# What this task involves
Among the entries below, find the lines with the word "parents" and return them.

---------- Exercise material

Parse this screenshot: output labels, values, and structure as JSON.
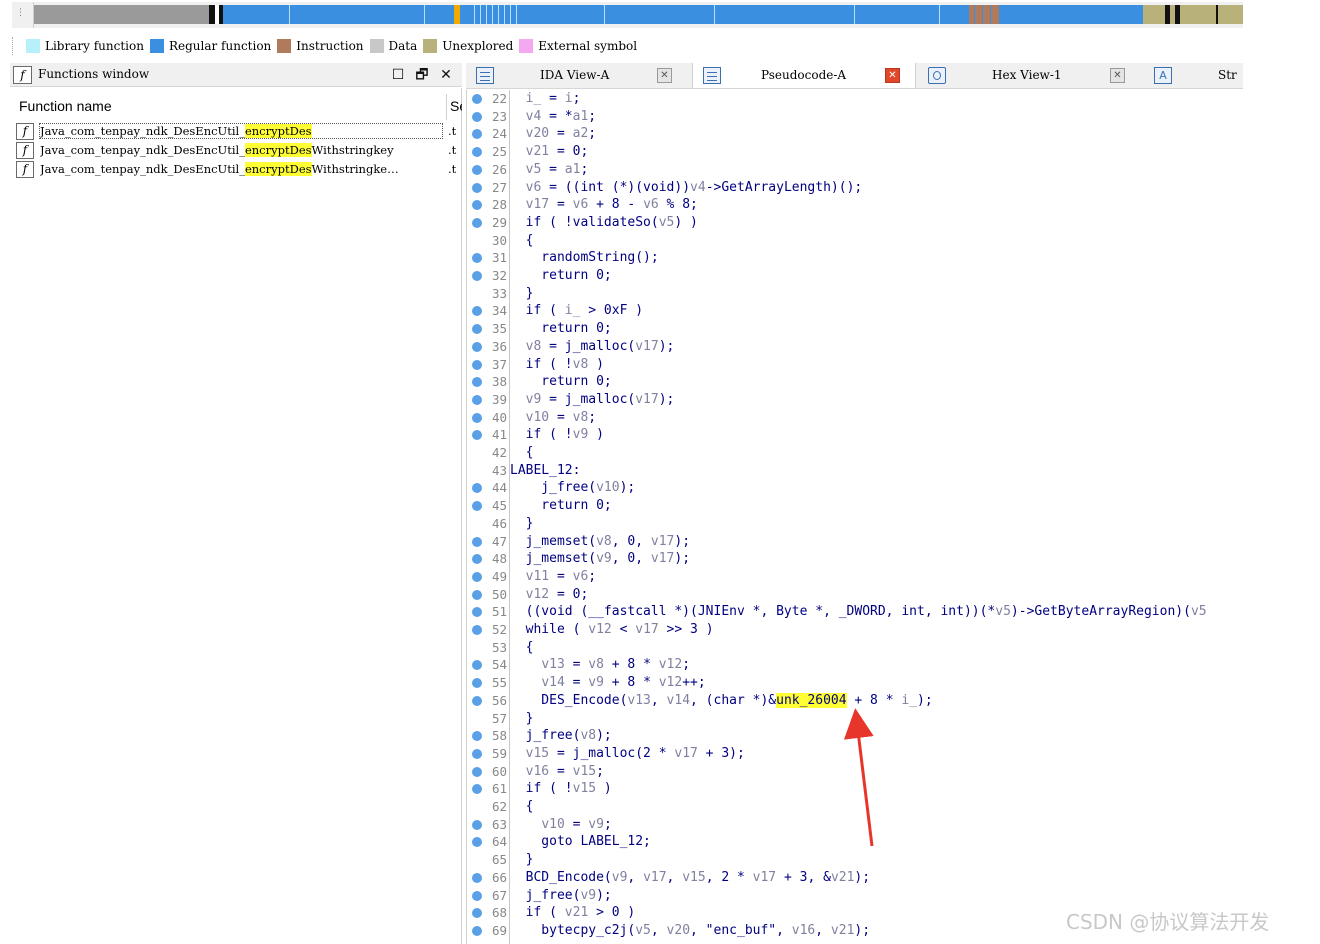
{
  "legend": [
    {
      "label": "Library function",
      "color": "#b6f0f8"
    },
    {
      "label": "Regular function",
      "color": "#3a8fe0"
    },
    {
      "label": "Instruction",
      "color": "#b07a5c"
    },
    {
      "label": "Data",
      "color": "#c8c8c8"
    },
    {
      "label": "Unexplored",
      "color": "#b8b27a"
    },
    {
      "label": "External symbol",
      "color": "#f4a8f0"
    }
  ],
  "functions_window": {
    "title": "Functions window",
    "column_name": "Function name",
    "column_segment": "Se",
    "rows": [
      {
        "prefix": "Java_com_tenpay_ndk_DesEncUtil_",
        "match": "encryptDes",
        "suffix": "",
        "segment": ".t"
      },
      {
        "prefix": "Java_com_tenpay_ndk_DesEncUtil_",
        "match": "encryptDes",
        "suffix": "Withstringkey",
        "segment": ".t"
      },
      {
        "prefix": "Java_com_tenpay_ndk_DesEncUtil_",
        "match": "encryptDes",
        "suffix": "Withstringke…",
        "segment": ".t"
      }
    ]
  },
  "tabs": [
    {
      "label": "IDA View-A",
      "icon": "ida-view-icon",
      "active": false
    },
    {
      "label": "Pseudocode-A",
      "icon": "pseudocode-icon",
      "active": true
    },
    {
      "label": "Hex View-1",
      "icon": "hex-view-icon",
      "active": false
    },
    {
      "label": "Str",
      "icon": "strings-icon",
      "active": false
    }
  ],
  "code": [
    {
      "n": "22",
      "bp": true,
      "t": "  i_ = i;"
    },
    {
      "n": "23",
      "bp": true,
      "t": "  v4 = *a1;"
    },
    {
      "n": "24",
      "bp": true,
      "t": "  v20 = a2;"
    },
    {
      "n": "25",
      "bp": true,
      "t": "  v21 = 0;"
    },
    {
      "n": "26",
      "bp": true,
      "t": "  v5 = a1;"
    },
    {
      "n": "27",
      "bp": true,
      "t": "  v6 = ((int (*)(void))v4->GetArrayLength)();"
    },
    {
      "n": "28",
      "bp": true,
      "t": "  v17 = v6 + 8 - v6 % 8;"
    },
    {
      "n": "29",
      "bp": true,
      "t": "  if ( !validateSo(v5) )"
    },
    {
      "n": "30",
      "bp": false,
      "t": "  {"
    },
    {
      "n": "31",
      "bp": true,
      "t": "    randomString();"
    },
    {
      "n": "32",
      "bp": true,
      "t": "    return 0;"
    },
    {
      "n": "33",
      "bp": false,
      "t": "  }"
    },
    {
      "n": "34",
      "bp": true,
      "t": "  if ( i_ > 0xF )"
    },
    {
      "n": "35",
      "bp": true,
      "t": "    return 0;"
    },
    {
      "n": "36",
      "bp": true,
      "t": "  v8 = j_malloc(v17);"
    },
    {
      "n": "37",
      "bp": true,
      "t": "  if ( !v8 )"
    },
    {
      "n": "38",
      "bp": true,
      "t": "    return 0;"
    },
    {
      "n": "39",
      "bp": true,
      "t": "  v9 = j_malloc(v17);"
    },
    {
      "n": "40",
      "bp": true,
      "t": "  v10 = v8;"
    },
    {
      "n": "41",
      "bp": true,
      "t": "  if ( !v9 )"
    },
    {
      "n": "42",
      "bp": false,
      "t": "  {"
    },
    {
      "n": "43",
      "bp": false,
      "t": "LABEL_12:"
    },
    {
      "n": "44",
      "bp": true,
      "t": "    j_free(v10);"
    },
    {
      "n": "45",
      "bp": true,
      "t": "    return 0;"
    },
    {
      "n": "46",
      "bp": false,
      "t": "  }"
    },
    {
      "n": "47",
      "bp": true,
      "t": "  j_memset(v8, 0, v17);"
    },
    {
      "n": "48",
      "bp": true,
      "t": "  j_memset(v9, 0, v17);"
    },
    {
      "n": "49",
      "bp": true,
      "t": "  v11 = v6;"
    },
    {
      "n": "50",
      "bp": true,
      "t": "  v12 = 0;"
    },
    {
      "n": "51",
      "bp": true,
      "t": "  ((void (__fastcall *)(JNIEnv *, Byte *, _DWORD, int, int))(*v5)->GetByteArrayRegion)(v5"
    },
    {
      "n": "52",
      "bp": true,
      "t": "  while ( v12 < v17 >> 3 )"
    },
    {
      "n": "53",
      "bp": false,
      "t": "  {"
    },
    {
      "n": "54",
      "bp": true,
      "t": "    v13 = v8 + 8 * v12;"
    },
    {
      "n": "55",
      "bp": true,
      "t": "    v14 = v9 + 8 * v12++;"
    },
    {
      "n": "56",
      "bp": true,
      "t": "    DES_Encode(v13, v14, (char *)&unk_26004 + 8 * i_);",
      "hl": "unk_26004"
    },
    {
      "n": "57",
      "bp": false,
      "t": "  }"
    },
    {
      "n": "58",
      "bp": true,
      "t": "  j_free(v8);"
    },
    {
      "n": "59",
      "bp": true,
      "t": "  v15 = j_malloc(2 * v17 + 3);"
    },
    {
      "n": "60",
      "bp": true,
      "t": "  v16 = v15;"
    },
    {
      "n": "61",
      "bp": true,
      "t": "  if ( !v15 )"
    },
    {
      "n": "62",
      "bp": false,
      "t": "  {"
    },
    {
      "n": "63",
      "bp": true,
      "t": "    v10 = v9;"
    },
    {
      "n": "64",
      "bp": true,
      "t": "    goto LABEL_12;"
    },
    {
      "n": "65",
      "bp": false,
      "t": "  }"
    },
    {
      "n": "66",
      "bp": true,
      "t": "  BCD_Encode(v9, v17, v15, 2 * v17 + 3, &v21);"
    },
    {
      "n": "67",
      "bp": true,
      "t": "  j_free(v9);"
    },
    {
      "n": "68",
      "bp": true,
      "t": "  if ( v21 > 0 )"
    },
    {
      "n": "69",
      "bp": true,
      "t": "    bytecpy_c2j(v5, v20, \"enc_buf\", v16, v21);"
    }
  ],
  "watermark": "CSDN @协议算法开发",
  "colors": {
    "highlight": "#ffff33",
    "arrow": "#e8352b",
    "breakpoint": "#5aa0e6",
    "code_text": "#000080",
    "variable": "#8080a0"
  }
}
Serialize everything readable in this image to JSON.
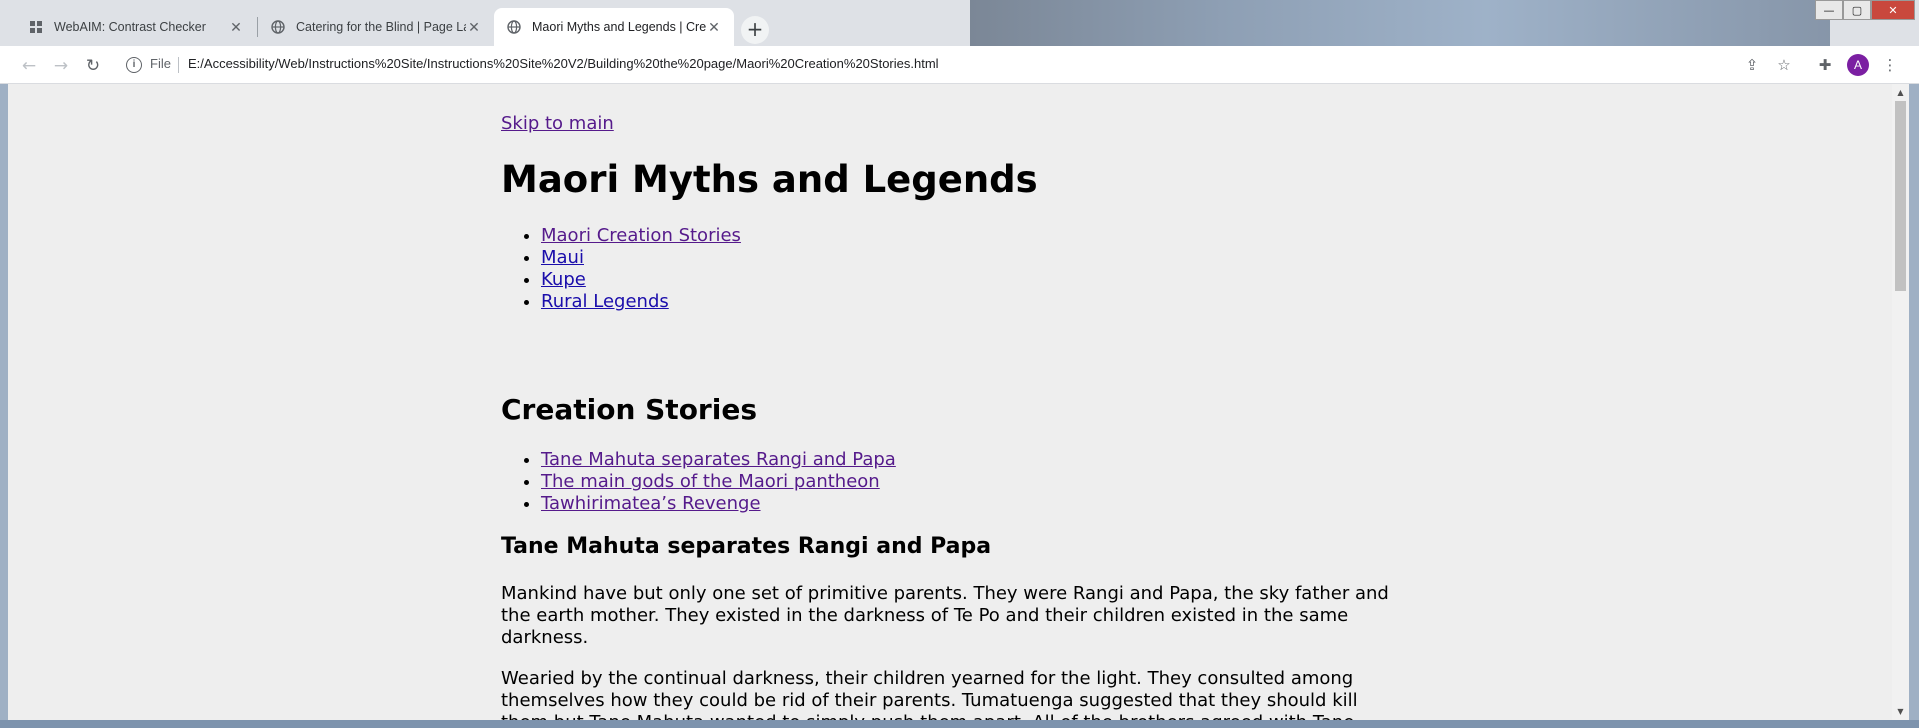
{
  "tabs": [
    {
      "title": "WebAIM: Contrast Checker",
      "icon": "grid-icon",
      "active": false
    },
    {
      "title": "Catering for the Blind | Page Layout",
      "icon": "globe-icon",
      "active": false
    },
    {
      "title": "Maori Myths and Legends | Creation Stories",
      "icon": "globe-icon",
      "active": true
    }
  ],
  "toolbar": {
    "security_chip": "File",
    "url": "E:/Accessibility/Web/Instructions%20Site/Instructions%20Site%20V2/Building%20the%20page/Maori%20Creation%20Stories.html",
    "profile_initial": "A"
  },
  "page": {
    "skip_link": "Skip to main",
    "title": "Maori Myths and Legends",
    "nav": [
      "Maori Creation Stories",
      "Maui",
      "Kupe",
      "Rural Legends"
    ],
    "section_title": "Creation Stories",
    "stories": [
      "Tane Mahuta separates Rangi and Papa",
      "The main gods of the Maori pantheon",
      "Tawhirimatea’s Revenge"
    ],
    "story_heading": "Tane Mahuta separates Rangi and Papa",
    "paragraphs": [
      "Mankind have but only one set of primitive parents. They were Rangi and Papa, the sky father and the earth mother. They existed in the darkness of Te Po and their children existed in the same darkness.",
      "Wearied by the continual darkness, their children yearned for the light. They consulted among themselves how they could be rid of their parents. Tumatuenga suggested that they should kill them but Tane Mahuta wanted to simply push them apart. All of the brothers agreed with Tane"
    ]
  },
  "colors": {
    "visited_link": "#551a8b",
    "link": "#1a0dab",
    "page_bg": "#eeeeee"
  }
}
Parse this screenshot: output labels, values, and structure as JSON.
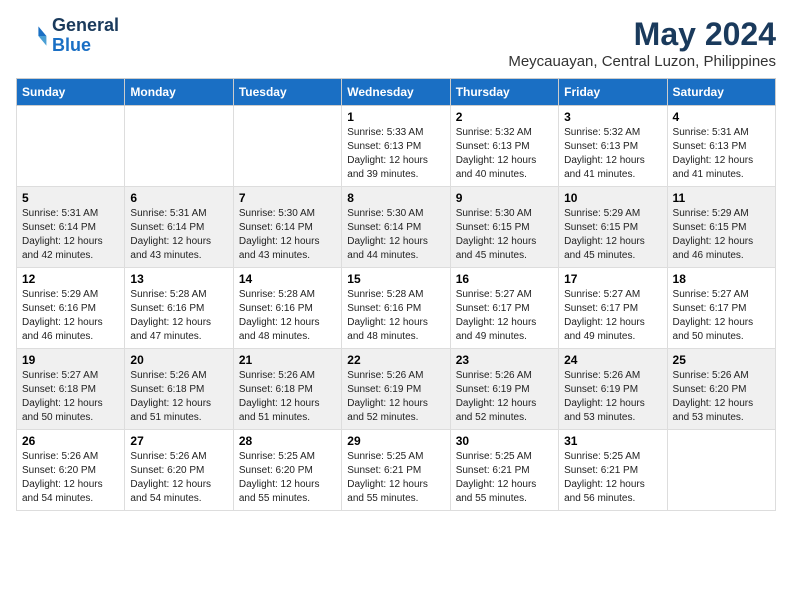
{
  "header": {
    "logo_line1": "General",
    "logo_line2": "Blue",
    "title": "May 2024",
    "subtitle": "Meycauayan, Central Luzon, Philippines"
  },
  "calendar": {
    "weekdays": [
      "Sunday",
      "Monday",
      "Tuesday",
      "Wednesday",
      "Thursday",
      "Friday",
      "Saturday"
    ],
    "rows": [
      [
        {
          "day": "",
          "info": ""
        },
        {
          "day": "",
          "info": ""
        },
        {
          "day": "",
          "info": ""
        },
        {
          "day": "1",
          "info": "Sunrise: 5:33 AM\nSunset: 6:13 PM\nDaylight: 12 hours\nand 39 minutes."
        },
        {
          "day": "2",
          "info": "Sunrise: 5:32 AM\nSunset: 6:13 PM\nDaylight: 12 hours\nand 40 minutes."
        },
        {
          "day": "3",
          "info": "Sunrise: 5:32 AM\nSunset: 6:13 PM\nDaylight: 12 hours\nand 41 minutes."
        },
        {
          "day": "4",
          "info": "Sunrise: 5:31 AM\nSunset: 6:13 PM\nDaylight: 12 hours\nand 41 minutes."
        }
      ],
      [
        {
          "day": "5",
          "info": "Sunrise: 5:31 AM\nSunset: 6:14 PM\nDaylight: 12 hours\nand 42 minutes."
        },
        {
          "day": "6",
          "info": "Sunrise: 5:31 AM\nSunset: 6:14 PM\nDaylight: 12 hours\nand 43 minutes."
        },
        {
          "day": "7",
          "info": "Sunrise: 5:30 AM\nSunset: 6:14 PM\nDaylight: 12 hours\nand 43 minutes."
        },
        {
          "day": "8",
          "info": "Sunrise: 5:30 AM\nSunset: 6:14 PM\nDaylight: 12 hours\nand 44 minutes."
        },
        {
          "day": "9",
          "info": "Sunrise: 5:30 AM\nSunset: 6:15 PM\nDaylight: 12 hours\nand 45 minutes."
        },
        {
          "day": "10",
          "info": "Sunrise: 5:29 AM\nSunset: 6:15 PM\nDaylight: 12 hours\nand 45 minutes."
        },
        {
          "day": "11",
          "info": "Sunrise: 5:29 AM\nSunset: 6:15 PM\nDaylight: 12 hours\nand 46 minutes."
        }
      ],
      [
        {
          "day": "12",
          "info": "Sunrise: 5:29 AM\nSunset: 6:16 PM\nDaylight: 12 hours\nand 46 minutes."
        },
        {
          "day": "13",
          "info": "Sunrise: 5:28 AM\nSunset: 6:16 PM\nDaylight: 12 hours\nand 47 minutes."
        },
        {
          "day": "14",
          "info": "Sunrise: 5:28 AM\nSunset: 6:16 PM\nDaylight: 12 hours\nand 48 minutes."
        },
        {
          "day": "15",
          "info": "Sunrise: 5:28 AM\nSunset: 6:16 PM\nDaylight: 12 hours\nand 48 minutes."
        },
        {
          "day": "16",
          "info": "Sunrise: 5:27 AM\nSunset: 6:17 PM\nDaylight: 12 hours\nand 49 minutes."
        },
        {
          "day": "17",
          "info": "Sunrise: 5:27 AM\nSunset: 6:17 PM\nDaylight: 12 hours\nand 49 minutes."
        },
        {
          "day": "18",
          "info": "Sunrise: 5:27 AM\nSunset: 6:17 PM\nDaylight: 12 hours\nand 50 minutes."
        }
      ],
      [
        {
          "day": "19",
          "info": "Sunrise: 5:27 AM\nSunset: 6:18 PM\nDaylight: 12 hours\nand 50 minutes."
        },
        {
          "day": "20",
          "info": "Sunrise: 5:26 AM\nSunset: 6:18 PM\nDaylight: 12 hours\nand 51 minutes."
        },
        {
          "day": "21",
          "info": "Sunrise: 5:26 AM\nSunset: 6:18 PM\nDaylight: 12 hours\nand 51 minutes."
        },
        {
          "day": "22",
          "info": "Sunrise: 5:26 AM\nSunset: 6:19 PM\nDaylight: 12 hours\nand 52 minutes."
        },
        {
          "day": "23",
          "info": "Sunrise: 5:26 AM\nSunset: 6:19 PM\nDaylight: 12 hours\nand 52 minutes."
        },
        {
          "day": "24",
          "info": "Sunrise: 5:26 AM\nSunset: 6:19 PM\nDaylight: 12 hours\nand 53 minutes."
        },
        {
          "day": "25",
          "info": "Sunrise: 5:26 AM\nSunset: 6:20 PM\nDaylight: 12 hours\nand 53 minutes."
        }
      ],
      [
        {
          "day": "26",
          "info": "Sunrise: 5:26 AM\nSunset: 6:20 PM\nDaylight: 12 hours\nand 54 minutes."
        },
        {
          "day": "27",
          "info": "Sunrise: 5:26 AM\nSunset: 6:20 PM\nDaylight: 12 hours\nand 54 minutes."
        },
        {
          "day": "28",
          "info": "Sunrise: 5:25 AM\nSunset: 6:20 PM\nDaylight: 12 hours\nand 55 minutes."
        },
        {
          "day": "29",
          "info": "Sunrise: 5:25 AM\nSunset: 6:21 PM\nDaylight: 12 hours\nand 55 minutes."
        },
        {
          "day": "30",
          "info": "Sunrise: 5:25 AM\nSunset: 6:21 PM\nDaylight: 12 hours\nand 55 minutes."
        },
        {
          "day": "31",
          "info": "Sunrise: 5:25 AM\nSunset: 6:21 PM\nDaylight: 12 hours\nand 56 minutes."
        },
        {
          "day": "",
          "info": ""
        }
      ]
    ]
  }
}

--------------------

# Exercise result
      "Mankind have but only one set of primitive parents. They were Rangi and Papa, the sky father and the earth mother. They existed in the darkness of Te Po and their children existed in the same darkness.",
      "Wearied by the continual darkness, their children yearned for the light. They consulted among themselves how they could be rid of their parents. Tumatuenga suggested that they should kill them but Tane Mahuta wanted to simply push them apart. All of the brothers agreed with Tane"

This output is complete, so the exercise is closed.